doing der things ve vanted ven ve vass younger peoples, unt never had der time!
You see, dat iss vot ve really vant all along, not der moneys at all. Vat ve
vant iss der time." He spread his hand briefly, as if the rest should
have been too obvious to need spelling out.
"But vy spend der lifetime chasing der money around unt around, vich you
then haff to use to buy ze time? Iff you possess der capability unt der technology
zat iss advanced enough, vy not you simply take der time direct?" Grauss
looked from one to the other and concluded, "Unt ziss iss vat, dese aliens,
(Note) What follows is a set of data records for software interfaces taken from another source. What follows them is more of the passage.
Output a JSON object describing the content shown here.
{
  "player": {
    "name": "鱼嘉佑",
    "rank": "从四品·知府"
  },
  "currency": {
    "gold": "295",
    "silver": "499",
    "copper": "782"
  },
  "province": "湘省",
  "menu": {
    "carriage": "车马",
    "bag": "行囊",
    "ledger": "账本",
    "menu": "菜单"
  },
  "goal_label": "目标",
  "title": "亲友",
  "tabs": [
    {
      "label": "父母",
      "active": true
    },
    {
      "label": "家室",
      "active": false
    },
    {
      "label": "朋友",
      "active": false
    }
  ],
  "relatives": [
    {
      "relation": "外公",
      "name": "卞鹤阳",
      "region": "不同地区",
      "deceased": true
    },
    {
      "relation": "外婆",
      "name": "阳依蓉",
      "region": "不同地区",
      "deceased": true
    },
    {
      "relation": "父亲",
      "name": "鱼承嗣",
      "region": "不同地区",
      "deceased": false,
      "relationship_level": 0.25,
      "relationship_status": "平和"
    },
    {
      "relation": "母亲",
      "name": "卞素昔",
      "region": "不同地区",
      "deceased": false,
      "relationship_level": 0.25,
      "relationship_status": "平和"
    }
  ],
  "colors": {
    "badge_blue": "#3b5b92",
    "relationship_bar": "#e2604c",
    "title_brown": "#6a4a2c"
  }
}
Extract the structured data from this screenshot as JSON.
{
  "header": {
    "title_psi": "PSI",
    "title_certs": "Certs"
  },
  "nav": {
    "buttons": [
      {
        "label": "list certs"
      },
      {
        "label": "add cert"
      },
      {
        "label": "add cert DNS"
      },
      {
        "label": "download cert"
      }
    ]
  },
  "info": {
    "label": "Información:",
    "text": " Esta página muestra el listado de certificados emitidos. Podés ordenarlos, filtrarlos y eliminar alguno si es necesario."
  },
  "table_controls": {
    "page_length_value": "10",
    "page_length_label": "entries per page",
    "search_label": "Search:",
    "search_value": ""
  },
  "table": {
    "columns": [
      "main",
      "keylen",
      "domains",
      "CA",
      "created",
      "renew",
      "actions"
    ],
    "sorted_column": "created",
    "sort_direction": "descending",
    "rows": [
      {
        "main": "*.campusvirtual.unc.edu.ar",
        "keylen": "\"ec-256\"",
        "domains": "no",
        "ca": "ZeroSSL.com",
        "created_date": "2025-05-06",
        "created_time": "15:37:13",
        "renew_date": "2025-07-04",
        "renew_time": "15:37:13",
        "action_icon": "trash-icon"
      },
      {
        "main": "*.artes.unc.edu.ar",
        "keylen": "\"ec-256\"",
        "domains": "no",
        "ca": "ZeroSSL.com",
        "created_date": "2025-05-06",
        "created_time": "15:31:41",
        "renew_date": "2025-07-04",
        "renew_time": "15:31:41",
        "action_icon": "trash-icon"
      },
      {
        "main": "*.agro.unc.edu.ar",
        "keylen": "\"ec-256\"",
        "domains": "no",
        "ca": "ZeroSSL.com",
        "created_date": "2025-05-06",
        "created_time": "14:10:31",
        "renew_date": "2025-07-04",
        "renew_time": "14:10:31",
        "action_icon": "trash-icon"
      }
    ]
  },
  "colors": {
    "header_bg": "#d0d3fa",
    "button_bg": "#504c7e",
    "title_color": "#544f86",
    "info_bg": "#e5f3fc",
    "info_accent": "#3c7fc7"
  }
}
ve conjecturize zey do."
Even after more years than he cared to remember of doing a job that he believed
could leave no capacity remotely close to experiencing surprise any more, Kopeksky
had to strain hard to keep his composure. Finally he looked back at Wade and
protested, "What in hell does this have to do with us? We don't know anything
about outer space dimensions and quantum . . . whatevers. It's for--"
Wade had expected it and cut him off with a wave. "I know, Joe, I know.
But save it. It's not gonna do any good. The situation has been classified a
national emergency, which means following up any line that might turn up a solution.
It sounds strictly scientific to me too, but somebody somewhere has decided
it qualifies as larceny, which also makes it a law-enforcement matter."
Kopeksky shook his head helplessly for a few second before he could manage
words. "Larceny? . . . Where are we supposed to look for the merchandise?
Show me the list of it. I mean, what the hell kind of larceny is this? It's
"Well, of course it's crazy," Wade agreed. "Why else would the
Bureau have gotten mixed up in it? Anyhow, that's your assignment: Find out
who's stealing the stuff and what can be done about it. Okay? It's straight
down the line from Langlon."
Kopeksky sat back heavily in the chair. "That's it? You're sure you don't
want anything else? I mean, do you need it before lunch, or would afterward
"For now, go and do some head-scratching and see what kind of a strategy
you can come up with. We'll get together and go over it this afternoon,"
Wade answered, unperturbed.
"But what kind of help can I expect to get on it?" Kopeksky demanded.
"What kind of resources? Who are the contacts? Don't I even get some idea
of that to take back to the office?"
Wade was looking at his watch. "Gee, is that the time already? Oh yeah,
that's right. They reset to EST. I've got another appointment waiting already."
Grauss rose to his feet, revealing a gangling frame that seemed to be all limbs,
giving Kopeksky the feeling that it might be about to come apart at the joints
inside his clothes. "I must der train to Hartvord catch, unt den from zere
fly der plane pack to Vashinkton," he announced. "A pleasure to be
meetink you it hass peen, Mr. Kopinsky."
Wade spread his hands apologetically. "Sorry, Joe. It looks like there